Consequently, we revised the educational focus to facilitate changes in behavior to improve quality of life. Further, we now present training year round using active learning techniques, competence-based instruction, and personalization by incorporating information obtained from several components of the HCP.
An example of active learning would be to present a short talk to about 20 miners after which each miner completes a "minute paper" where they write down one thing they did not understand. Then small groups headed by a facilitator are formed to clear up the misunderstandings. Another example would be to present a real life scenario to a small group that must report its problem-solving solution to the entire group. As a final example, samples of different HPDs, including those dispensed at the mine, could be given to miners. The goal is to get the miners actively involved in trying them on, facilitate a discussion about HPDs, and having the miners select the ones they would like to use.
We have also developed a CD and video that can be viewed at the mine or at home. The CD contains five short segments related to hearing conservation. The video is generic to coal mine hearing safety; however, we have personalized it by adding clips that include miners at the cooperating mine. Further, we have developed 12 fact sheets, each one devoted to a different topic related to hearing conservation. Every month, a different fact sheet is put in a miner's pay envelope; we hope the fact sheet will find its way home to educate the miner's family and provide motivation.
Finally, we have significantly increased the time we spend with each miner following his hearing test and by sitting with miners in their ready room. During these times we talk about hearing loss, on- and off-the-job noise exposure, quality of life changes that might occur if they have an NIHL, and the pros and cons of wearing hearing aids.
For the past three years, we have been trying to develop a model HCP for the coal mining industry. Have we succeeded? If we look at our STS rate, we are not doing a bad job. On the other hand, if we look at our HPD compliance rate for our PEL miners, we have a long way to go.
We have learned that each component of an HCP needs continual refinement based on experiences and its effectiveness.
Acknowledgement: This research was funded by a grant from the National Institute for Occupational Safety and Health and the Centers for Disease Control (NIOSH/HHS-CDC, U60/CCU315855).

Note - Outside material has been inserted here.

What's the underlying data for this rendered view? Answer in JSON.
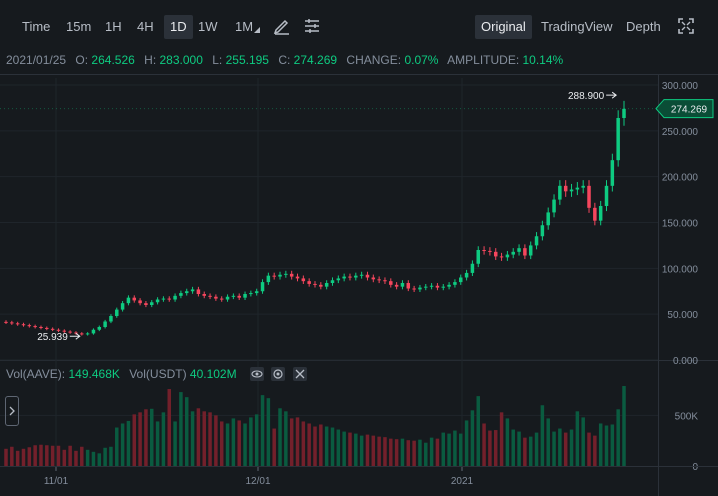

Mine Safety and Health Administration (MSHA). Health standards for occupational noise exposure, final rule. 30 CFR (Parts 56, 57, 62, 70, 71). Vol. 64, No. 176. Fed Reg, 1999, p. 49547-49634.
This article originally appeared in the June 2003 issue of Occupational Health & Safety.